The archaeologist also said the 7.1-magnitude quake caused damage to the Teopanzolco pyramid, including two temples.
Archaeologists, who also found incense burners and ceramic shards, say the temple probably measured 20 feet by 30 feet.
INAH Morelos director Isabel Campos Goenaga explained that the discovery of the substructure was made while carrying out exploratory drilling of the pyramid to determine its structural integrity after it was damaged in the September 19 quake.More news: $4.69 billion verdict against Johnson & Johnson’s talcum powder
"In spite of what the quake meant, it is necessary to be thankful that this natural phenomenon revealed this important structure", Isabel Campos Goenaga, director of the INAH Morelos Center, said in at a press conference [translated via Google]. After an natural disaster took place on September 19, 2017, the pyramid was damaged and a substructure inside was revealed. It was assumed that the site dates back to the Late Postclassic period (1200 to 1521 CE).
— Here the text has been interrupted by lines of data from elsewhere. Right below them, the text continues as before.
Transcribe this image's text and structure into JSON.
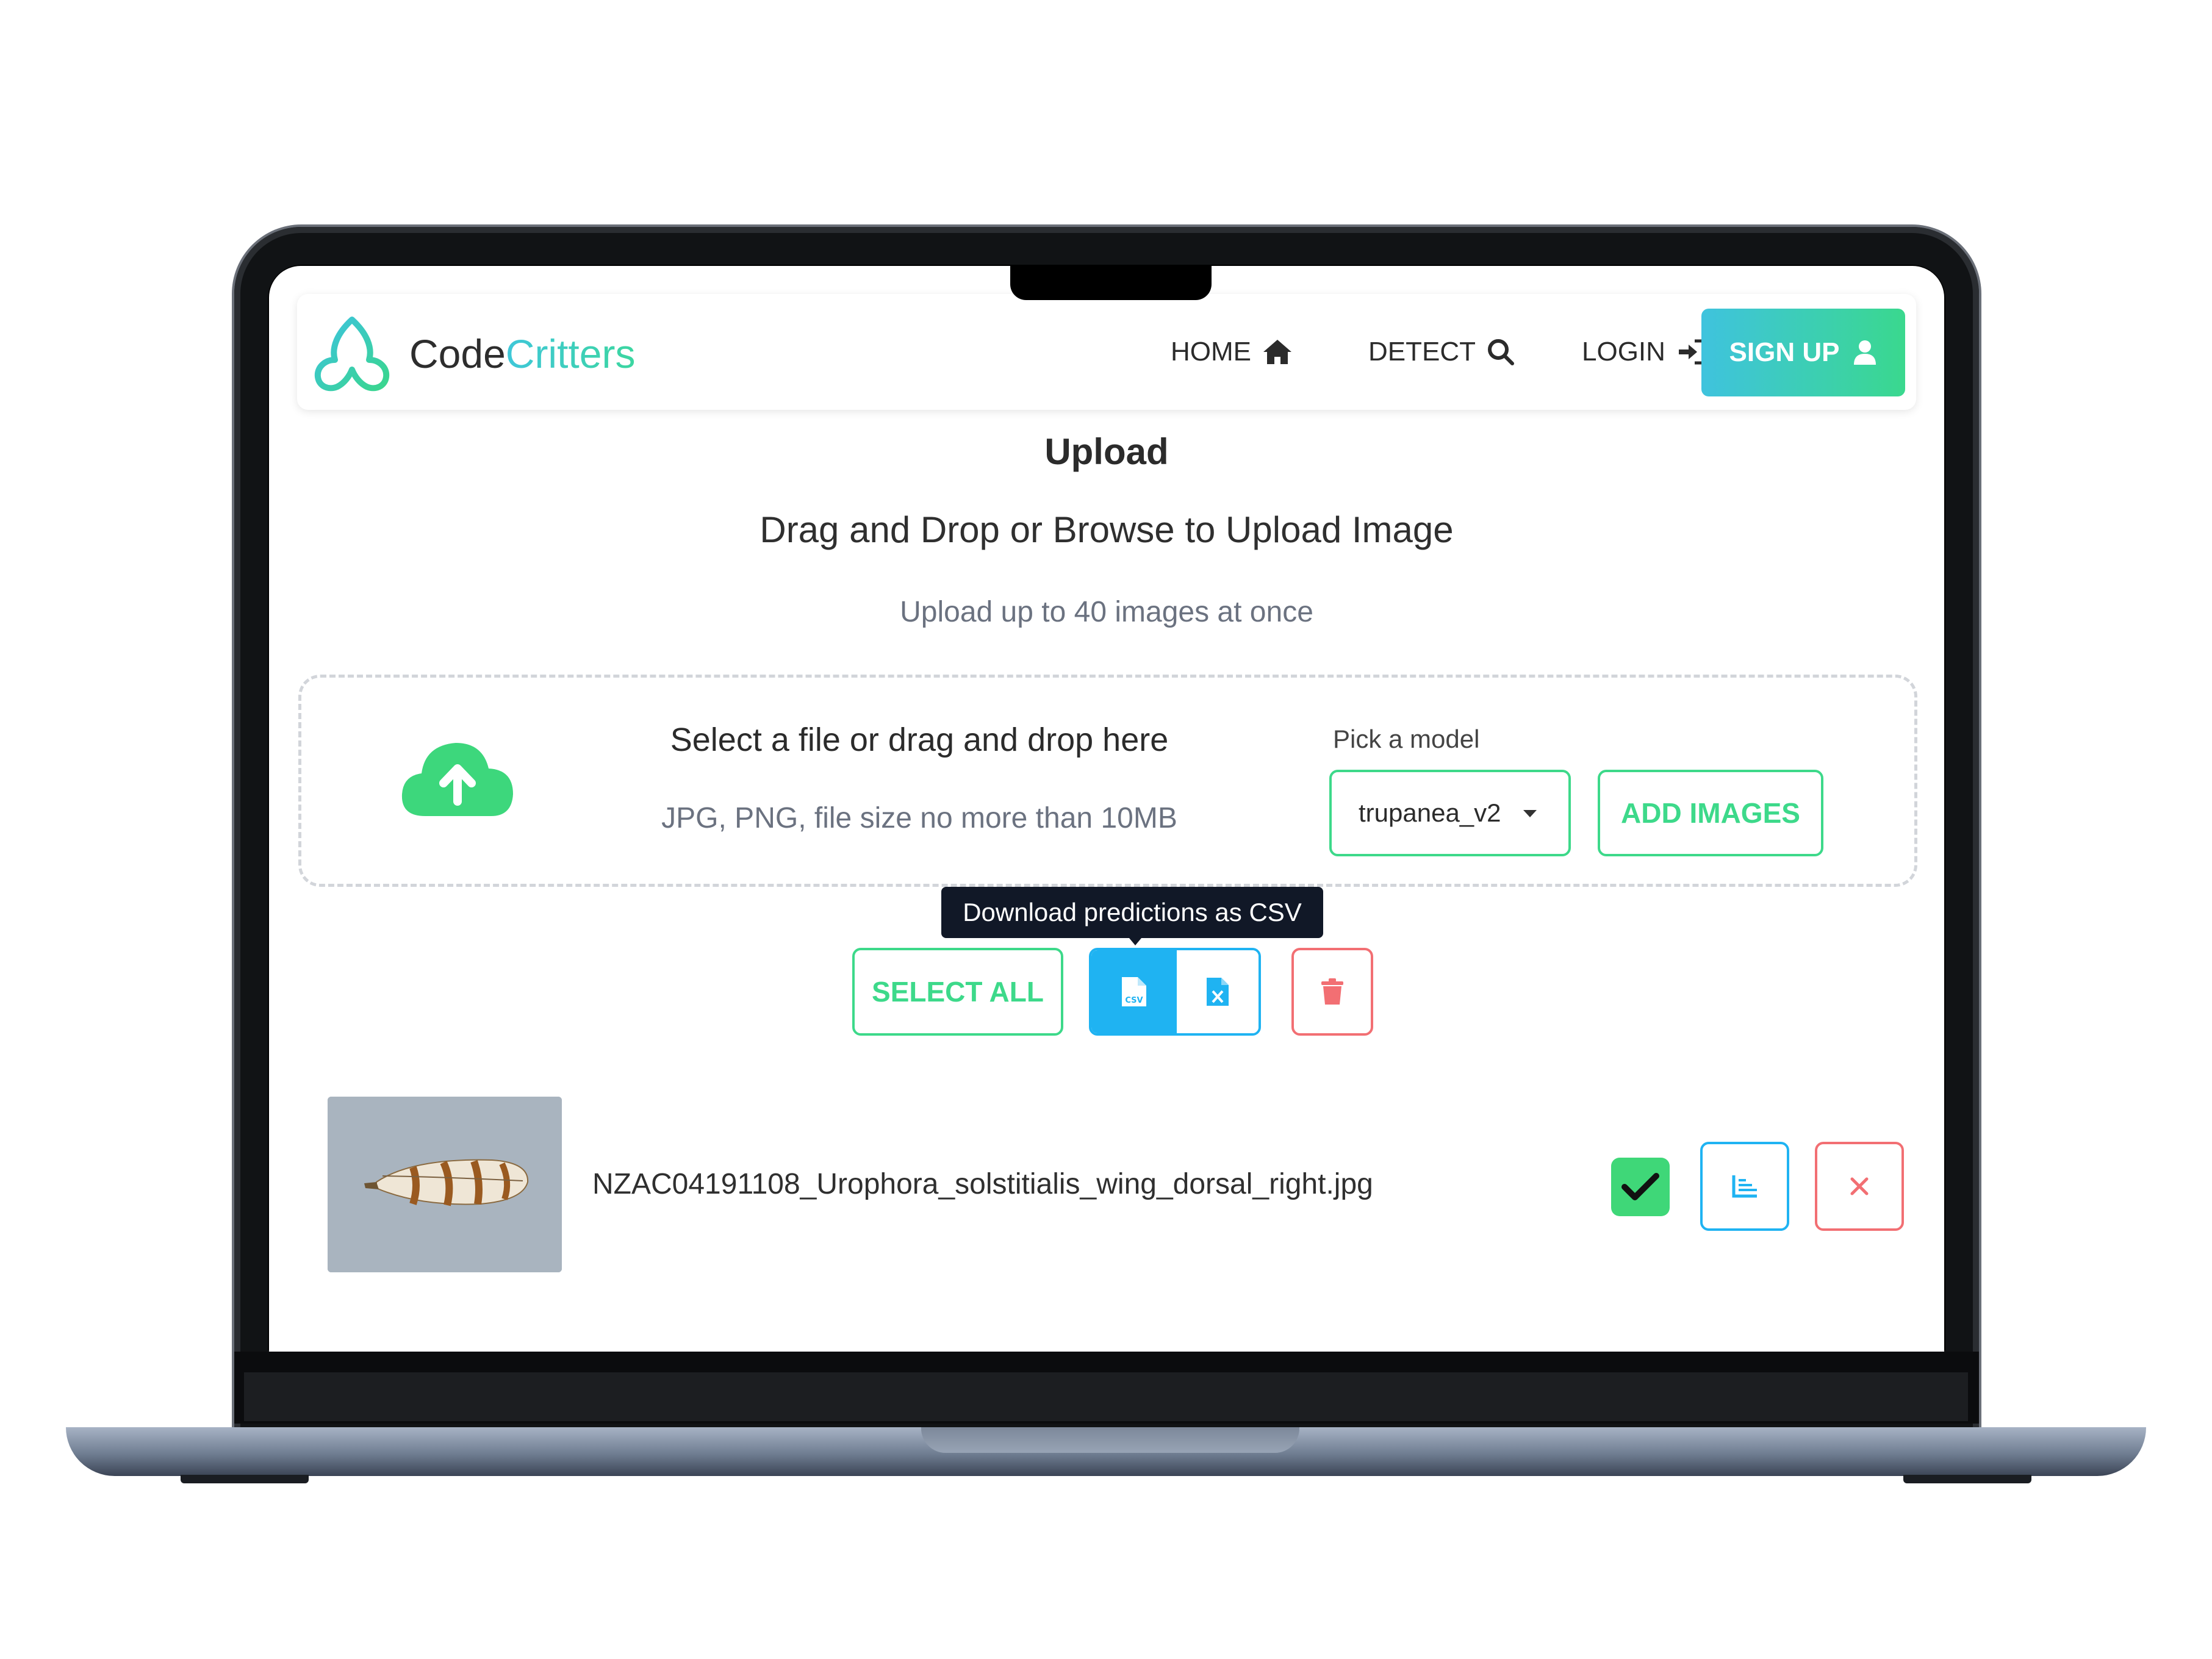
{
  "brand": {
    "name_part1": "Code",
    "name_part2": "Critters"
  },
  "nav": {
    "home": "HOME",
    "detect": "DETECT",
    "login": "LOGIN",
    "signup": "SIGN UP"
  },
  "upload": {
    "title": "Upload",
    "subtitle": "Drag and Drop or Browse to Upload Image",
    "limit_note": "Upload up to 40 images at once"
  },
  "dropzone": {
    "title": "Select a file or drag and drop here",
    "note": "JPG, PNG, file size no more than 10MB",
    "model_label": "Pick a model",
    "model_selected": "trupanea_v2",
    "add_images": "ADD IMAGES"
  },
  "toolbar": {
    "select_all": "SELECT ALL",
    "tooltip": "Download predictions as CSV",
    "csv_icon": "csv-file-icon",
    "excel_icon": "excel-file-icon",
    "delete_icon": "trash-icon"
  },
  "files": [
    {
      "name": "NZAC04191108_Urophora_solstitialis_wing_dorsal_right.jpg",
      "selected": true
    }
  ],
  "colors": {
    "accent_green": "#3dd98a",
    "accent_blue": "#1fb3f2",
    "danger": "#f26f73",
    "tooltip_bg": "#111827"
  }
}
The temples were found within the Teopanzolco pyramid in Morelos state, near the modern city of Cuernavaca, Mexico.
More than 200 people were killed in Mexico City and many people were trapped under rubble when buildings were toppled.
To their surprise, the radar images and restoration work revealed the presence of long-lost twin temples - one dedicated to Tláloc, the supreme god of rain and Earthly fertility, and another dedicated to Huitzilopochtli, the god of war and Sun.More news: 'Downton Abbey' Officially Revived For Movie With Original Cast
"The Mexicas [Aztecs] didn't bring this architectural style to the region, on the contrary, the Tlahuica constructions inspired them to build the Templo Mayor", she added.
'The pyramid suffered considerable rearrangement of the core of its structure, ' Koniecza said.
The magnitude 7.1 quake on September 19 caused parts of the pyramid to sink or lean.
She said it was common for pre-Hispanic cultures to build one temple over another.More news: 2nd semifinal starts under roof at Wimbledon
View of the substructure inside the Teopanzolco pyramid in Cuernavaca, Morelos State, Mexico on July 11.
- UNIAN: Russian politician explains why European Union could block Nord Stream 2
- Kenya ranked third most innovative country in Africa
- George Clooney looks in pain after motorbike crash
- SC slams Centre for 'lethargy' over protection of Taj Mahal
- Twitter Purge Costs Obama Millions of Followers
- Trump hails 'tremendous progress' on North Atlantic Treaty Organisation defence spending
- Donald Trump 'threatens to pull USA out of NATO'
- Donald Trump again says he’s a ‘very stable genius’ at North Atlantic Treaty Organisation summit
- North Atlantic Treaty Organisation summit exposes Juncker health problems
- 128 dead following blast at Pakistan election rally